§ **The task**: Here the whole listing must be retyped exactly, with no line omitted.

§ **Data for review**:

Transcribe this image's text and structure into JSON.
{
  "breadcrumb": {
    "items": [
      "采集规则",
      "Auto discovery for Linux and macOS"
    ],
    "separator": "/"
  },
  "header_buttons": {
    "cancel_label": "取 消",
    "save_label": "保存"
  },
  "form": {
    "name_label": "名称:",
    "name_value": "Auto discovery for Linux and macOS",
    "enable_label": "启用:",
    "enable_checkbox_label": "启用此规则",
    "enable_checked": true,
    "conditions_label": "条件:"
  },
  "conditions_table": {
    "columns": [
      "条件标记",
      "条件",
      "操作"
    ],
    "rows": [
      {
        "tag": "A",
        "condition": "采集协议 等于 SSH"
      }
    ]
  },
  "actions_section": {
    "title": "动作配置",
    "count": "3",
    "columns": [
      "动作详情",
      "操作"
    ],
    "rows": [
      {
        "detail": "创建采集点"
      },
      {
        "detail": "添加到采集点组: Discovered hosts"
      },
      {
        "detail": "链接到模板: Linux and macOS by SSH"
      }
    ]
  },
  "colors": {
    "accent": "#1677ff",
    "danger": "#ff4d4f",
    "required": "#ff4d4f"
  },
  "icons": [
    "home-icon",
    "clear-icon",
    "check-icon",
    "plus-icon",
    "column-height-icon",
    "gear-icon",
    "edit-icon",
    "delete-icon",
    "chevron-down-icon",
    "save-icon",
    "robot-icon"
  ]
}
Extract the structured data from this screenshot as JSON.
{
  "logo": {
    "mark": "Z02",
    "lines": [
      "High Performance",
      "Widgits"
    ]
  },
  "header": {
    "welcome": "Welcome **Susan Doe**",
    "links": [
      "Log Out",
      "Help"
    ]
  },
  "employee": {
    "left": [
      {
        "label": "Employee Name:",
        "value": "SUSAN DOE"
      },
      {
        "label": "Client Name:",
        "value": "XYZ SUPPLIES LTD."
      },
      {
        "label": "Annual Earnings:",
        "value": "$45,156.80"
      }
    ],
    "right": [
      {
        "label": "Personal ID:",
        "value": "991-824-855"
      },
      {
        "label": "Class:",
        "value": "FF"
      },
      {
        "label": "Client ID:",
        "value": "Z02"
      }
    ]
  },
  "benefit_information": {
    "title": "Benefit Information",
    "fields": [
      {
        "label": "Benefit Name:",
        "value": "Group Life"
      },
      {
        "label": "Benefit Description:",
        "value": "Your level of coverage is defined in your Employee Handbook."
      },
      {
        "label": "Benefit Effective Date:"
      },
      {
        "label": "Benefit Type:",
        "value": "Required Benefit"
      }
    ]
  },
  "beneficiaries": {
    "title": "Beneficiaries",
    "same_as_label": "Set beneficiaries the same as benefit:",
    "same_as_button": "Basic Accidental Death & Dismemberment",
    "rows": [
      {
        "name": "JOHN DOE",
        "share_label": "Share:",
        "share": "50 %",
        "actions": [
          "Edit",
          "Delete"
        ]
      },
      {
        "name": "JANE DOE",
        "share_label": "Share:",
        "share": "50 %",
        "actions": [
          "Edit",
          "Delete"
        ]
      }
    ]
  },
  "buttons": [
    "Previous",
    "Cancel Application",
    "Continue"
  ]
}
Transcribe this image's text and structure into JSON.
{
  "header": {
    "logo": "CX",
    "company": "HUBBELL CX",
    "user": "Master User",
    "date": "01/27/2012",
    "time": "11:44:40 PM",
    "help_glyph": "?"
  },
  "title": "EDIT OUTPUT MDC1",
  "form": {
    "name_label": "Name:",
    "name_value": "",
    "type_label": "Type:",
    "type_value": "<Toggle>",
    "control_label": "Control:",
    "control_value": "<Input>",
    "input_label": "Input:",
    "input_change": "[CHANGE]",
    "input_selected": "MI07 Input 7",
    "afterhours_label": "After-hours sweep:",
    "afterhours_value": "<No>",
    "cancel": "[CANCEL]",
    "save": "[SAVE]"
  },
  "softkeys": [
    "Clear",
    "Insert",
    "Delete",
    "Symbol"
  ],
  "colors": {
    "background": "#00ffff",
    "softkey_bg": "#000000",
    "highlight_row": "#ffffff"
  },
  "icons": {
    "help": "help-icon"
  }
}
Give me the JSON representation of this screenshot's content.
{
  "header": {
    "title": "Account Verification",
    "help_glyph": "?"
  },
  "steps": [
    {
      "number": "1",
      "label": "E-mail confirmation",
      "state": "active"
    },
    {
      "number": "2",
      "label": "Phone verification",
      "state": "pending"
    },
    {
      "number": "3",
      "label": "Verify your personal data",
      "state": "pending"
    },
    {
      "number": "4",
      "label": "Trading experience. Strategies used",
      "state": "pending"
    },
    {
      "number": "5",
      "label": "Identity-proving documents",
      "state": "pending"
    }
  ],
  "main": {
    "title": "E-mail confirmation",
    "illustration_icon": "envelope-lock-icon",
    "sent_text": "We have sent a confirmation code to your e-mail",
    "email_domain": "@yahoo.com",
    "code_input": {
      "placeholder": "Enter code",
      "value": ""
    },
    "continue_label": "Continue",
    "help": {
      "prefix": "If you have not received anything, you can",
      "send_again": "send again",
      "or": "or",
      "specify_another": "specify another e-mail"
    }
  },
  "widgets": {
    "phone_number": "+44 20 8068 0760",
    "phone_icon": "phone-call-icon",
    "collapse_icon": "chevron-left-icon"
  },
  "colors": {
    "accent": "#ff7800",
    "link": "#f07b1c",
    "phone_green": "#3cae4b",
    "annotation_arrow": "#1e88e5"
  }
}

§ **Answer area**:
Transcribe this image's text and structure into JSON.
{
  "breadcrumb": {
    "items": [
      "采集规则",
      "Auto discovery for Linux and macOS"
    ],
    "separator": "/"
  },
  "header_buttons": {
    "cancel_label": "取 消",
    "save_label": "保存"
  },
  "form": {
    "name_label": "名称:",
    "name_value": "Auto discovery for Linux and macOS",
    "enable_label": "启用:",
    "enable_checkbox_label": "启用此规则",
    "enable_checked": true,
    "conditions_label": "条件:"
  },
  "conditions_table": {
    "columns": [
      "条件标记",
      "条件",
      "操作"
    ],
    "rows": [
      {
        "tag": "A",
        "condition": "采集协议 等于 SSH"
      }
    ]
  },
  "actions_section": {
    "title": "动作配置",
    "count": "3",
    "columns": [
      "动作详情",
      "操作"
    ],
    "rows": [
      {
        "detail": "创建采集点"
      },
      {
        "detail": "添加到采集点组: Discovered hosts"
      },
      {
        "detail": "链接到模板: Linux and macOS by SSH"
      }
    ]
  },
  "colors": {
    "accent": "#1677ff",
    "danger": "#ff4d4f",
    "required": "#ff4d4f"
  },
  "icons": [
    "home-icon",
    "clear-icon",
    "check-icon",
    "plus-icon",
    "column-height-icon",
    "gear-icon",
    "edit-icon",
    "delete-icon",
    "chevron-down-icon",
    "save-icon",
    "robot-icon"
  ]
}
Extract the structured data from this screenshot as JSON.
{
  "logo": {
    "mark": "Z02",
    "lines": [
      "High Performance",
      "Widgits"
    ]
  },
  "header": {
    "welcome": "Welcome **Susan Doe**",
    "links": [
      "Log Out",
      "Help"
    ]
  },
  "employee": {
    "left": [
      {
        "label": "Employee Name:",
        "value": "SUSAN DOE"
      },
      {
        "label": "Client Name:",
        "value": "XYZ SUPPLIES LTD."
      },
      {
        "label": "Annual Earnings:",
        "value": "$45,156.80"
      }
    ],
    "right": [
      {
        "label": "Personal ID:",
        "value": "991-824-855"
      },
      {
        "label": "Class:",
        "value": "FF"
      },
      {
        "label": "Client ID:",
        "value": "Z02"
      }
    ]
  },
  "benefit_information": {
    "title": "Benefit Information",
    "fields": [
      {
        "label": "Benefit Name:",
        "value": "Group Life"
      },
      {
        "label": "Benefit Description:",
        "value": "Your level of coverage is defined in your Employee Handbook."
      },
      {
        "label": "Benefit Effective Date:"
      },
      {
        "label": "Benefit Type:",
        "value": "Required Benefit"
      }
    ]
  },
  "beneficiaries": {
    "title": "Beneficiaries",
    "same_as_label": "Set beneficiaries the same as benefit:",
    "same_as_button": "Basic Accidental Death & Dismemberment",
    "rows": [
      {
        "name": "JOHN DOE",
        "share_label": "Share:",
        "share": "50 %",
        "actions": [
          "Edit",
          "Delete"
        ]
      },
      {
        "name": "JANE DOE",
        "share_label": "Share:",
        "share": "50 %",
        "actions": [
          "Edit",
          "Delete"
        ]
      }
    ]
  },
  "buttons": [
    "Previous",
    "Cancel Application",
    "Continue"
  ]
}
Transcribe this image's text and structure into JSON.
{
  "header": {
    "logo": "CX",
    "company": "HUBBELL CX",
    "user": "Master User",
    "date": "01/27/2012",
    "time": "11:44:40 PM",
    "help_glyph": "?"
  },
  "title": "EDIT OUTPUT MDC1",
  "form": {
    "name_label": "Name:",
    "name_value": "",
    "type_label": "Type:",
    "type_value": "<Toggle>",
    "control_label": "Control:",
    "control_value": "<Input>",
    "input_label": "Input:",
    "input_change": "[CHANGE]",
    "input_selected": "MI07 Input 7",
    "afterhours_label": "After-hours sweep:",
    "afterhours_value": "<No>",
    "cancel": "[CANCEL]",
    "save": "[SAVE]"
  },
  "softkeys": [
    "Clear",
    "Insert",
    "Delete",
    "Symbol"
  ],
  "colors": {
    "background": "#00ffff",
    "softkey_bg": "#000000",
    "highlight_row": "#ffffff"
  },
  "icons": {
    "help": "help-icon"
  }
}
Give me the JSON representation of this screenshot's content.
{
  "header": {
    "title": "Account Verification",
    "help_glyph": "?"
  },
  "steps": [
    {
      "number": "1",
      "label": "E-mail confirmation",
      "state": "active"
    },
    {
      "number": "2",
      "label": "Phone verification",
      "state": "pending"
    },
    {
      "number": "3",
      "label": "Verify your personal data",
      "state": "pending"
    },
    {
      "number": "4",
      "label": "Trading experience. Strategies used",
      "state": "pending"
    },
    {
      "number": "5",
      "label": "Identity-proving documents",
      "state": "pending"
    }
  ],
  "main": {
    "title": "E-mail confirmation",
    "illustration_icon": "envelope-lock-icon",
    "sent_text": "We have sent a confirmation code to your e-mail",
    "email_domain": "@yahoo.com",
    "code_input": {
      "placeholder": "Enter code",
      "value": ""
    },
    "continue_label": "Continue",
    "help": {
      "prefix": "If you have not received anything, you can",
      "send_again": "send again",
      "or": "or",
      "specify_another": "specify another e-mail"
    }
  },
  "widgets": {
    "phone_number": "+44 20 8068 0760",
    "phone_icon": "phone-call-icon",
    "collapse_icon": "chevron-left-icon"
  },
  "colors": {
    "accent": "#ff7800",
    "link": "#f07b1c",
    "phone_green": "#3cae4b",
    "annotation_arrow": "#1e88e5"
  }
}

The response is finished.